--- Exercise data Enclosed Below ---

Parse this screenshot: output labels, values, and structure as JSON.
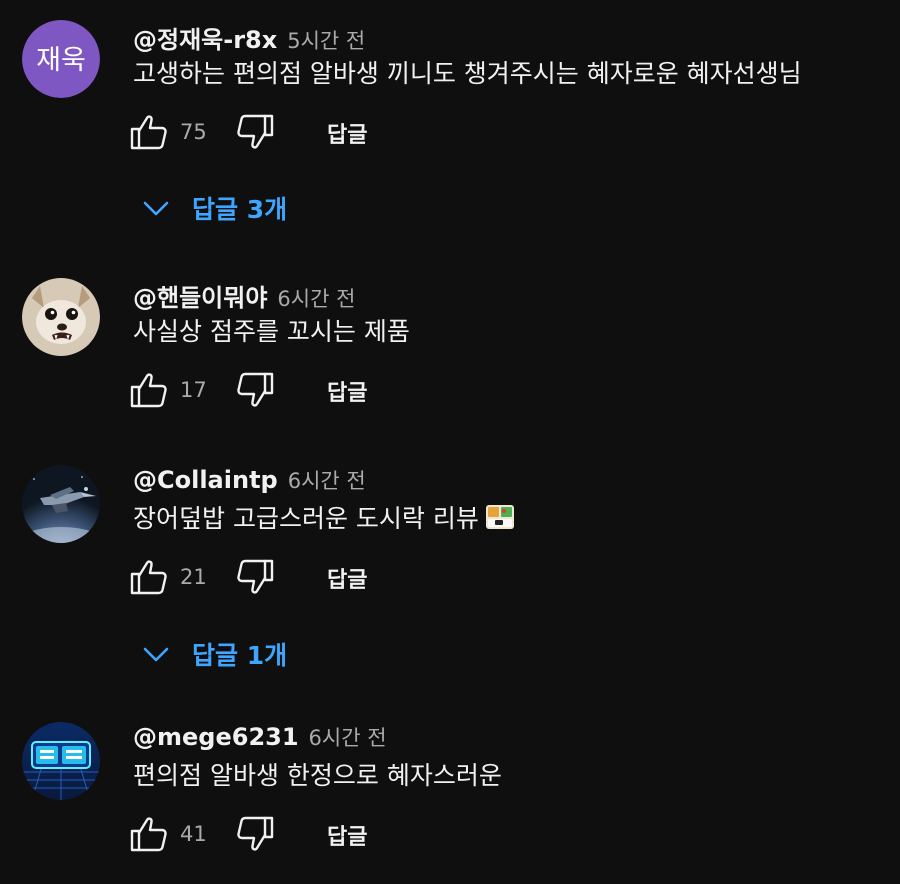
{
  "comments": [
    {
      "author": "@정재욱-r8x",
      "time": "5시간 전",
      "text": "고생하는 편의점 알바생 끼니도 챙겨주시는 혜자로운 혜자선생님",
      "avatar_initials": "재욱",
      "avatar_color": "#7e57c2",
      "likes": "75",
      "reply_label": "답글",
      "replies_label": "답글 3개"
    },
    {
      "author": "@핸들이뭐야",
      "time": "6시간 전",
      "text": "사실상 점주를 꼬시는 제품",
      "avatar_icon": "chihuahua-photo",
      "likes": "17",
      "reply_label": "답글"
    },
    {
      "author": "@Collaintp",
      "time": "6시간 전",
      "text": "장어덮밥 고급스러운 도시락 리뷰",
      "text_emoji": "bento-box-icon",
      "avatar_icon": "spaceship-photo",
      "likes": "21",
      "reply_label": "답글",
      "replies_label": "답글 1개"
    },
    {
      "author": "@mege6231",
      "time": "6시간 전",
      "text": "편의점 알바생 한정으로 혜자스러운",
      "avatar_icon": "neon-sign-photo",
      "likes": "41",
      "reply_label": "답글"
    }
  ],
  "colors": {
    "background": "#0f0f0f",
    "text_primary": "#f1f1f1",
    "text_secondary": "#aaaaaa",
    "link_blue": "#3ea6ff"
  }
}
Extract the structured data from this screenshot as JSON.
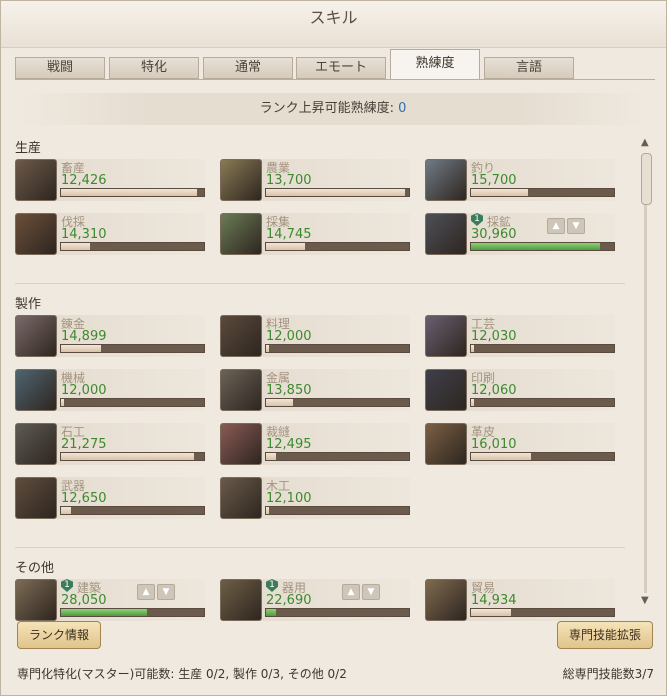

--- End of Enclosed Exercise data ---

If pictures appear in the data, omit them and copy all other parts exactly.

Parse this screenshot: output labels, values, and structure as JSON.
{
  "comments": [
    {
      "author": "@정재욱-r8x",
      "time": "5시간 전",
      "text": "고생하는 편의점 알바생 끼니도 챙겨주시는 혜자로운 혜자선생님",
      "avatar_initials": "재욱",
      "avatar_color": "#7e57c2",
      "likes": "75",
      "reply_label": "답글",
      "replies_label": "답글 3개"
    },
    {
      "author": "@핸들이뭐야",
      "time": "6시간 전",
      "text": "사실상 점주를 꼬시는 제품",
      "avatar_icon": "chihuahua-photo",
      "likes": "17",
      "reply_label": "답글"
    },
    {
      "author": "@Collaintp",
      "time": "6시간 전",
      "text": "장어덮밥 고급스러운 도시락 리뷰",
      "text_emoji": "bento-box-icon",
      "avatar_icon": "spaceship-photo",
      "likes": "21",
      "reply_label": "답글",
      "replies_label": "답글 1개"
    },
    {
      "author": "@mege6231",
      "time": "6시간 전",
      "text": "편의점 알바생 한정으로 혜자스러운",
      "avatar_icon": "neon-sign-photo",
      "likes": "41",
      "reply_label": "답글"
    }
  ],
  "colors": {
    "background": "#0f0f0f",
    "text_primary": "#f1f1f1",
    "text_secondary": "#aaaaaa",
    "link_blue": "#3ea6ff"
  }
}
Extract the structured data from this screenshot as JSON.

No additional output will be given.